Mid-Year Update: 2010 Outlook for Mortgage Ratesby Tim Manni
On December 31, 2009, HSH.com released the “2010 Outlook for Mortgage Rates and the Mortgage Market.” We examined the 10 most important factors that we thought would influence mortgage rates and the overall mortgage market throughout the upcoming year.
It was a humbling experience as we went back to take a look at our original forecasts in order to make the appropriate mid-year updates.
The eighth factor on our 2010 Outlook is titled “Mortgage Rates Should Remain Favorable.” While we were correct in predicting that rates would remain favorable thus far, we didn’t anticipate that rates would fall like they have in recent weeks.

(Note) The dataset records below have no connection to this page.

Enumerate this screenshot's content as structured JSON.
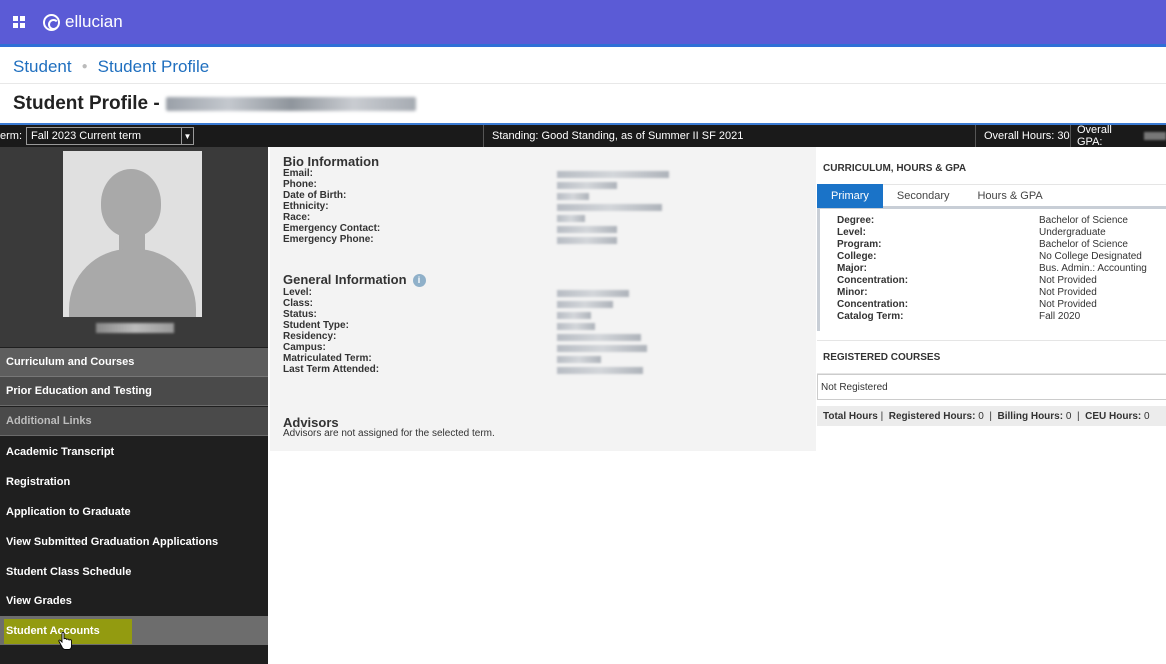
{
  "header": {
    "brand": "ellucian"
  },
  "breadcrumb": {
    "root": "Student",
    "current": "Student Profile"
  },
  "page": {
    "title": "Student Profile -"
  },
  "termbar": {
    "term_label": "erm:",
    "term_value": "Fall 2023 Current term",
    "standing": "Standing: Good Standing, as of Summer II SF 2021",
    "overall_hours": "Overall Hours: 30",
    "overall_gpa_label": "Overall GPA:"
  },
  "sidebar": {
    "items": [
      {
        "label": "Curriculum and Courses"
      },
      {
        "label": "Prior Education and Testing"
      },
      {
        "label": "Additional Links"
      },
      {
        "label": "Academic Transcript"
      },
      {
        "label": "Registration"
      },
      {
        "label": "Application to Graduate"
      },
      {
        "label": "View Submitted Graduation Applications"
      },
      {
        "label": "Student Class Schedule"
      },
      {
        "label": "View Grades"
      },
      {
        "label": "Student Accounts"
      }
    ]
  },
  "bio": {
    "title": "Bio Information",
    "fields": [
      "Email:",
      "Phone:",
      "Date of Birth:",
      "Ethnicity:",
      "Race:",
      "Emergency Contact:",
      "Emergency Phone:"
    ]
  },
  "general": {
    "title": "General Information",
    "fields": [
      "Level:",
      "Class:",
      "Status:",
      "Student Type:",
      "Residency:",
      "Campus:",
      "Matriculated Term:",
      "Last Term Attended:"
    ]
  },
  "advisors": {
    "title": "Advisors",
    "text": "Advisors are not assigned for the selected term."
  },
  "curriculum": {
    "title": "CURRICULUM, HOURS & GPA",
    "tabs": [
      "Primary",
      "Secondary",
      "Hours & GPA"
    ],
    "rows": [
      {
        "label": "Degree:",
        "value": "Bachelor of Science"
      },
      {
        "label": "Level:",
        "value": "Undergraduate"
      },
      {
        "label": "Program:",
        "value": "Bachelor of Science"
      },
      {
        "label": "College:",
        "value": "No College Designated"
      },
      {
        "label": "Major:",
        "value": "Bus. Admin.: Accounting"
      },
      {
        "label": "Concentration:",
        "value": "Not Provided"
      },
      {
        "label": "Minor:",
        "value": "Not Provided"
      },
      {
        "label": "Concentration:",
        "value": "Not Provided"
      },
      {
        "label": "Catalog Term:",
        "value": "Fall 2020"
      }
    ]
  },
  "registered": {
    "title": "REGISTERED COURSES",
    "status": "Not Registered",
    "totals": {
      "total_label": "Total Hours",
      "registered_label": "Registered Hours:",
      "registered_value": "0",
      "billing_label": "Billing Hours:",
      "billing_value": "0",
      "ceu_label": "CEU Hours:",
      "ceu_value": "0"
    }
  }
}
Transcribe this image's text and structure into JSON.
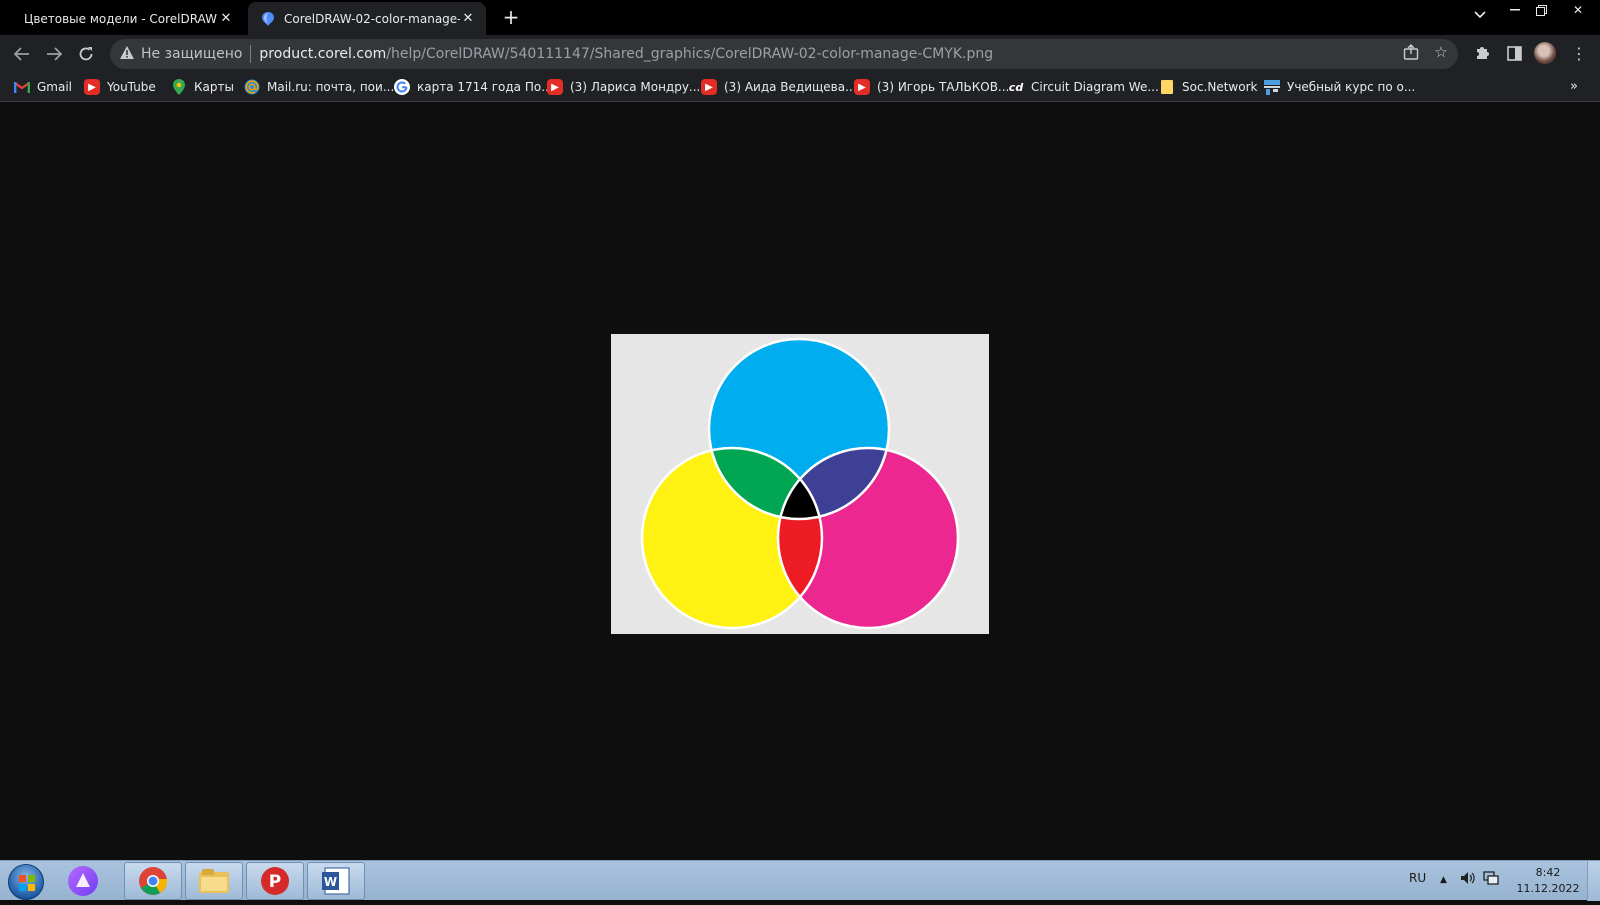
{
  "tabs": [
    {
      "title": "Цветовые модели - CorelDRAW",
      "active": false
    },
    {
      "title": "CorelDRAW-02-color-manage-CMYK.png",
      "active": true
    }
  ],
  "address": {
    "security": "Не защищено",
    "host": "product.corel.com",
    "path": "/help/CorelDRAW/540111147/Shared_graphics/CorelDRAW-02-color-manage-CMYK.png"
  },
  "bookmarks": [
    {
      "label": "Gmail",
      "icon": "gmail-icon"
    },
    {
      "label": "YouTube",
      "icon": "youtube-icon"
    },
    {
      "label": "Карты",
      "icon": "maps-pin-icon"
    },
    {
      "label": "Mail.ru: почта, пои...",
      "icon": "mailru-at-icon"
    },
    {
      "label": "карта 1714 года По...",
      "icon": "google-icon"
    },
    {
      "label": "(3) Лариса Мондру...",
      "icon": "youtube-icon"
    },
    {
      "label": "(3) Аида Ведищева...",
      "icon": "youtube-icon"
    },
    {
      "label": "(3) Игорь ТАЛЬКОВ...",
      "icon": "youtube-icon"
    },
    {
      "label": "Circuit Diagram We...",
      "icon": "circuit-diagram-icon"
    },
    {
      "label": "Soc.Network",
      "icon": "folder-icon"
    },
    {
      "label": "Учебный курс по о...",
      "icon": "course-icon"
    }
  ],
  "image": {
    "colors": {
      "cyan": "#00adef",
      "magenta": "#ec2890",
      "yellow": "#fff212",
      "green": "#00a651",
      "blue": "#3e4095",
      "red": "#ed1c24",
      "black": "#000000",
      "background": "#e6e6e6"
    }
  },
  "taskbar": {
    "language": "RU",
    "time": "8:42",
    "date": "11.12.2022"
  }
}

During 2010, the mortgage market will transition from almost-fully-government supported to one again driven by the private market to a much greater degree. As markets return to “normal”, so too will mortgage rates, which should still remain in a range among to the best seen during the past 50 years. However, barring a double dip to the recession, borrowers should have no expectations that rates will remain at multi-generation lows throughout the year.
Broadly, we expect interest rates to be lowest in the early part of the year, as support programs remain fully in force, with 30-year fixed-rate mortgages hanging around the 5% mark during the first quarter. After that we’ll start the transitional period described above, and for planning purposes, borrowers should expect figures one-half to even a full percentage point higher than this. We do think perhaps a half-point lift is most likely, but we may flare higher than that during the Spring at times. Any rise in rates would be accompanied by a reduced demand for mortgages, which in turn would serve to somewhat temper any upward rise.
…rates will nudge closer to 6% than 5% for the final two quarters of 2010.
We presently have the lowest mortgage rates in some 54 years in the market, far better than what we (or anyone else, for that matter) expected. The Spring lift in rates never materialized due to the conditions noted above, and the late Spring/early Summer slump in housing credit demand, overseas troubles, investor appetite for MBS amid weak supply dynamics and a soft economy are all serving to keep rates low.
Even with that, the year’s only half done. From where we are, we still think rates will be higher as the year comes to an end, but perhaps not higher than 5.5% to perhaps 5.625%, with 6% an unlikely target at this moment.
Click here to read all the updates we made to our 2010 Outlook for Mortgage Rates.
Looking for a more immediate forecast? Click here to view our “Two Month Forecast for Mortgage Rates.”